"How Clear She Shines." by Emily Jane Brontë (1818-1848)
First Publication: Poems by Currer, Ellis, and Acton Bell London: Aylott and Jones, 8, Paternoster Row, 1846. pp. 103-104.
How clear she shines ! How quietly
I lie beneath her guardian light;
While heaven and earth are whispering me,
" To morrow, wake, but, dream to-night."
Yes, Fancy, come, my Fairy love !
These throbbing temples softly kiss;
And bend my lonely couch above
And bring me rest, and bring me bliss.
The world is going; dark world, adieu !
Grim world, conceal thee till the day;
The heart, thou canst not all subdue,
Must still resist, if thou delay !
Thy love I will not, will not share;
Thy hatred only wakes a smile;
Thy griefs may wound–thy wrongs may tear,
But, oh, thy lies shall ne'er beguile !
While gazing on the stars that glow
Above me, in that stormless sea,
I long to hope that all the woe
Creation knows, is held in thee !
And, this shall be my dream to-night;
I'll think the heaven of glorious spheres
[Page 104]Is rolling on its course of light
Where, writhing 'neath the strokes of Fate,
The mangled wretch was forced to smile;
To match his patience 'gainst her hate,
His heart rebellious all the while.
Where Pleasure still will lead to wrong,
And helpless Reason warn in vain;
And Truth is weak, and Treachery strong;
And Joy the surest path to Pain;
And Peace, the lethargy of Grief;

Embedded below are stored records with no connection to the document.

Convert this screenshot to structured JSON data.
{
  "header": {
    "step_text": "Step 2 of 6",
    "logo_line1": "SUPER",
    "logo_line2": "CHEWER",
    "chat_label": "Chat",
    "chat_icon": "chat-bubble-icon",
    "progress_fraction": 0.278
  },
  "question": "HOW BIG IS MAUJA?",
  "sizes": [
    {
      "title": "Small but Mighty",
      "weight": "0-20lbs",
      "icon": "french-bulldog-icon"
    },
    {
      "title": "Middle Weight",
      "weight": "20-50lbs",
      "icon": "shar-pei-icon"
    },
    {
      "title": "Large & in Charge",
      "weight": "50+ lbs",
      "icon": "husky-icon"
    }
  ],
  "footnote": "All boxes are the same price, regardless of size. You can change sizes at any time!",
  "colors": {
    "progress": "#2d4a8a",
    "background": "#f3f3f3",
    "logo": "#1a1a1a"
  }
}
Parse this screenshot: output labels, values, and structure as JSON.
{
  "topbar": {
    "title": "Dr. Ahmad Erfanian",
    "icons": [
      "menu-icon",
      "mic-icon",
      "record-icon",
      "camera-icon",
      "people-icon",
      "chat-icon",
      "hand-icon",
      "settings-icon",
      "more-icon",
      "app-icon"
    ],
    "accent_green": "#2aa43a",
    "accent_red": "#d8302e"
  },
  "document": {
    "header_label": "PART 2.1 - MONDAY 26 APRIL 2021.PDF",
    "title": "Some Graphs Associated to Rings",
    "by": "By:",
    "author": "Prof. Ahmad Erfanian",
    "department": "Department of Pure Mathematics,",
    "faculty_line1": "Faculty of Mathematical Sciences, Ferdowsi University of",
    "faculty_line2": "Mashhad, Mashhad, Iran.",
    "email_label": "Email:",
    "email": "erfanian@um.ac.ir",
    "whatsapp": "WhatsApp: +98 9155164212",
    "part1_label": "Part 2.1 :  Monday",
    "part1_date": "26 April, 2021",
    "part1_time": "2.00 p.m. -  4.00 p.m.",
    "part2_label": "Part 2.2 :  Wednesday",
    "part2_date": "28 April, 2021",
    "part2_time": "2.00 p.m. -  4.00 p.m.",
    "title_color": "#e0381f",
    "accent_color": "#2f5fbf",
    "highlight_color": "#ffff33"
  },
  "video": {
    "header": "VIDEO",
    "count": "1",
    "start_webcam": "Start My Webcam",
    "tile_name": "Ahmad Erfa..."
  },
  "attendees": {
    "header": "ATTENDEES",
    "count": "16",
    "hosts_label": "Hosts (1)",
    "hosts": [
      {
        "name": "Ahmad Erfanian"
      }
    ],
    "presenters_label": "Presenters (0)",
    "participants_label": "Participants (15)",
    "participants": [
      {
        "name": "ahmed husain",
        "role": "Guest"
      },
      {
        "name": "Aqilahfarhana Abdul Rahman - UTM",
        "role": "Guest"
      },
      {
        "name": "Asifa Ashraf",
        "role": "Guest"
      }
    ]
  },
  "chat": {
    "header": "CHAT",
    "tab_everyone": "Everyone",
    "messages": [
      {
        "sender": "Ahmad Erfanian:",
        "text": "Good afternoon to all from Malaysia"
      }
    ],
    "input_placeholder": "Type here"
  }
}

And Hope, a phantom of the soul;
And Life, a labour, void and brief;
And Death, the despot of the whole !